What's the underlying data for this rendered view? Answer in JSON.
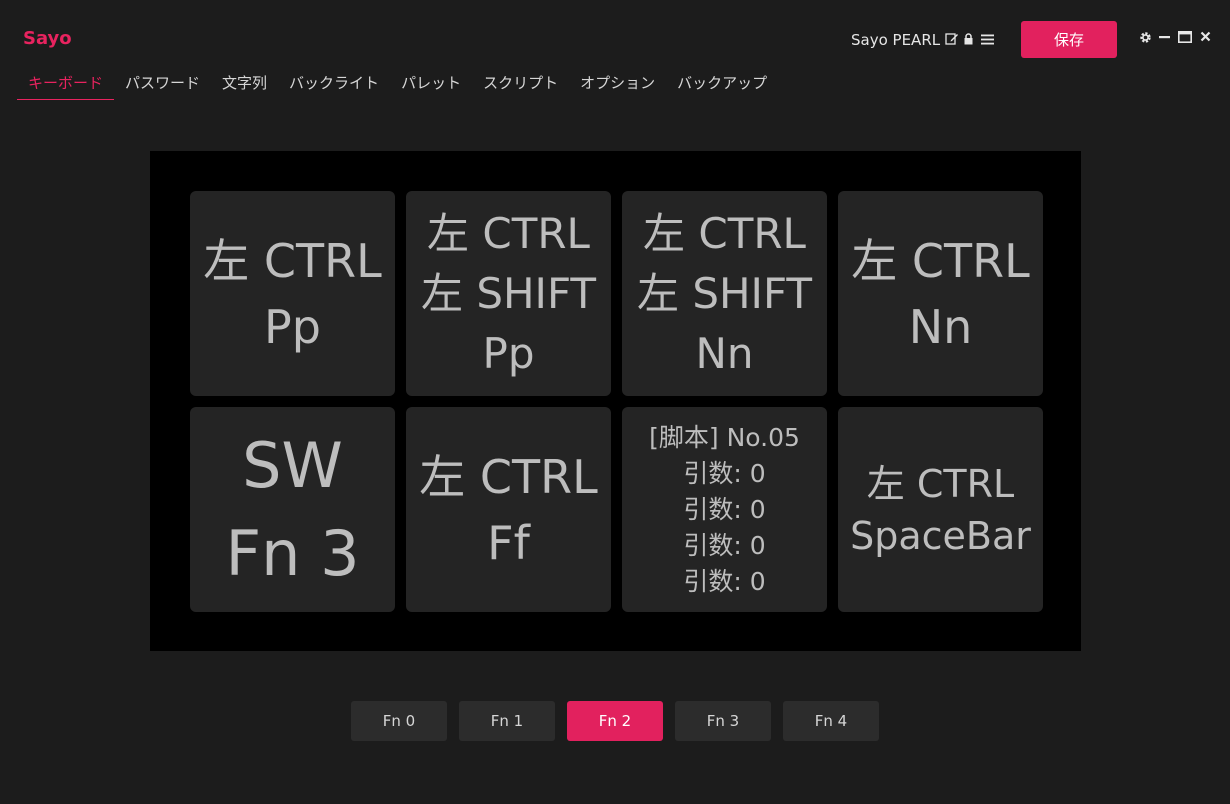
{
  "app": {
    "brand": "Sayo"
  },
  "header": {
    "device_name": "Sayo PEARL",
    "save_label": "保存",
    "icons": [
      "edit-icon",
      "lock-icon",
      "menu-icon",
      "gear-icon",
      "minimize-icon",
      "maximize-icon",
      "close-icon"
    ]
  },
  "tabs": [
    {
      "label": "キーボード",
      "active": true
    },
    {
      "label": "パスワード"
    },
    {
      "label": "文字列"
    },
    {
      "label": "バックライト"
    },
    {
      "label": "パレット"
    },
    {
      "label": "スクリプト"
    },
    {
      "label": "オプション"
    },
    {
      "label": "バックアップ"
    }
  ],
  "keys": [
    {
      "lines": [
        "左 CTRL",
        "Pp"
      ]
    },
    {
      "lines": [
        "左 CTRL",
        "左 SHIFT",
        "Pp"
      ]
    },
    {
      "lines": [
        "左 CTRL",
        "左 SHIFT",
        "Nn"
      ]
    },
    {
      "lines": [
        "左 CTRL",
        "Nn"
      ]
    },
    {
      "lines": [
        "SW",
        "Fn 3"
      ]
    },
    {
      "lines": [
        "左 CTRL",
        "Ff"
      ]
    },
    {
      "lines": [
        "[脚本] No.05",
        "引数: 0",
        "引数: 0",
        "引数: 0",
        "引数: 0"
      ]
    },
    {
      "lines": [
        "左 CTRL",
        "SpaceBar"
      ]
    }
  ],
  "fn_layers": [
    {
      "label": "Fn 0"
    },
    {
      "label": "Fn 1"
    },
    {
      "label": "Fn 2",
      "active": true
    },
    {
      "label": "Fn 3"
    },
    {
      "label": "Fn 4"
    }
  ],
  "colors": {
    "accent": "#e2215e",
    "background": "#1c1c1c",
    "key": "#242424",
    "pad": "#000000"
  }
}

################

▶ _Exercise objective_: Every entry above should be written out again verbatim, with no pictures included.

▶ _Task answer_:
What's the underlying data for this rendered view? Answer in JSON.
{
  "app": {
    "brand": "Sayo"
  },
  "header": {
    "device_name": "Sayo PEARL",
    "save_label": "保存",
    "icons": [
      "edit-icon",
      "lock-icon",
      "menu-icon",
      "gear-icon",
      "minimize-icon",
      "maximize-icon",
      "close-icon"
    ]
  },
  "tabs": [
    {
      "label": "キーボード",
      "active": true
    },
    {
      "label": "パスワード"
    },
    {
      "label": "文字列"
    },
    {
      "label": "バックライト"
    },
    {
      "label": "パレット"
    },
    {
      "label": "スクリプト"
    },
    {
      "label": "オプション"
    },
    {
      "label": "バックアップ"
    }
  ],
  "keys": [
    {
      "lines": [
        "左 CTRL",
        "Pp"
      ]
    },
    {
      "lines": [
        "左 CTRL",
        "左 SHIFT",
        "Pp"
      ]
    },
    {
      "lines": [
        "左 CTRL",
        "左 SHIFT",
        "Nn"
      ]
    },
    {
      "lines": [
        "左 CTRL",
        "Nn"
      ]
    },
    {
      "lines": [
        "SW",
        "Fn 3"
      ]
    },
    {
      "lines": [
        "左 CTRL",
        "Ff"
      ]
    },
    {
      "lines": [
        "[脚本] No.05",
        "引数: 0",
        "引数: 0",
        "引数: 0",
        "引数: 0"
      ]
    },
    {
      "lines": [
        "左 CTRL",
        "SpaceBar"
      ]
    }
  ],
  "fn_layers": [
    {
      "label": "Fn 0"
    },
    {
      "label": "Fn 1"
    },
    {
      "label": "Fn 2",
      "active": true
    },
    {
      "label": "Fn 3"
    },
    {
      "label": "Fn 4"
    }
  ],
  "colors": {
    "accent": "#e2215e",
    "background": "#1c1c1c",
    "key": "#242424",
    "pad": "#000000"
  }
}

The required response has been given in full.